The next day, on June 18th, Stevens wrote to the troika. He and Blackmun could join in the first three sections of their opinion, reaffirming Roe and striking down the spousal notification provisions, in effect making their views the opinion of the Court. In return, the troika only had to delete some sentences that criticized Roe and its trimester system from the first three sections and move them to later in the opinion. Stevens and Blackmun would join the first three parts of the opinion and write separate dissents addressing the remaining issues, including the 24 hour waiting period. Kennedy and O'Connor agreed the same day, and after some minor negotiations over language, they issued a second draft on June 22nd, now titled the "Opinion of the Court." Stevens joined on June 22nd, while Blackmun joined on June 24th. A third draft circulated on June 25th, 1992. The troika was in control.
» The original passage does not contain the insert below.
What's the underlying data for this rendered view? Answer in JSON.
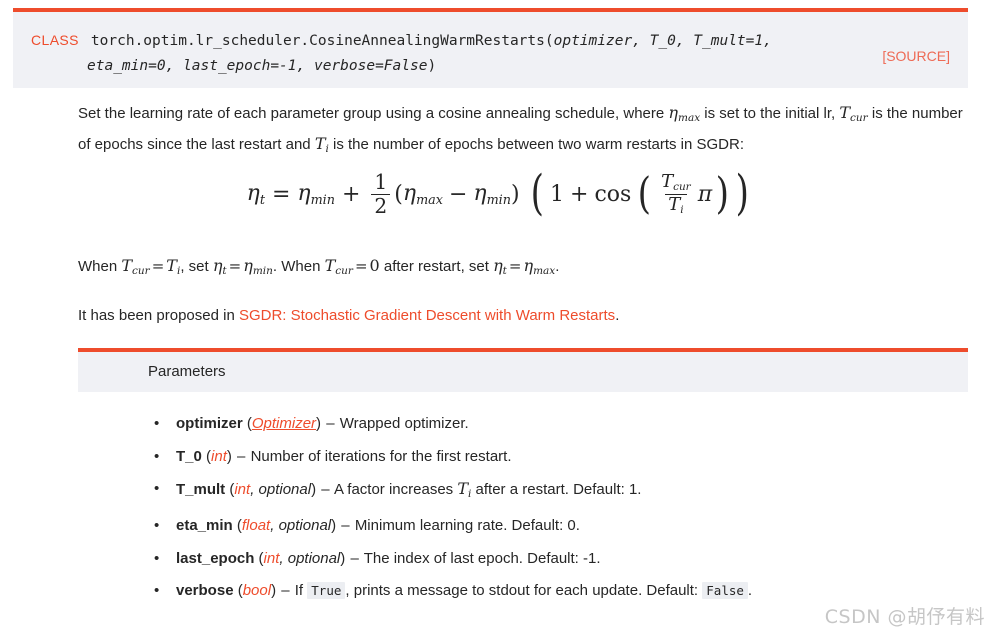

On June 26th, Rehnquist circulated his 3rd draft. The opinion was now entitled "concurring in the judgment in part and dissenting in part." Rehnquist had lost his majority, but he tried to spin the meaning of the joint opinion: After arguing that Roe was wrong to recognize a fundamental right, he stated "The joint opinion of JUSTICES O'CONNOR, KENNEDY, and SOUTER is not in outright disagreement with us to this point." The next day, however, Scalia, White, and Thomas had signed on, and Rehnquist was no longer in the mood to be conciliatory. In his fourth and final draft that sentence now read: "The joint opinion of JUSTICES O'CONNOR, KENNEDY, and SOUTER cannot bring itself to say that Roe was correct as an original matter."
Rehnquist had wanted to overturn Roe before the 1992 election. If Bush won, he might retire; if Clinton won, the deed would already have been done. Now that Roe was still around, there was nothing left to do but show why the Joint Opinion's arguments made no sense.
Rehnquist had come ever so close to gaining his prize. But it had eluded him.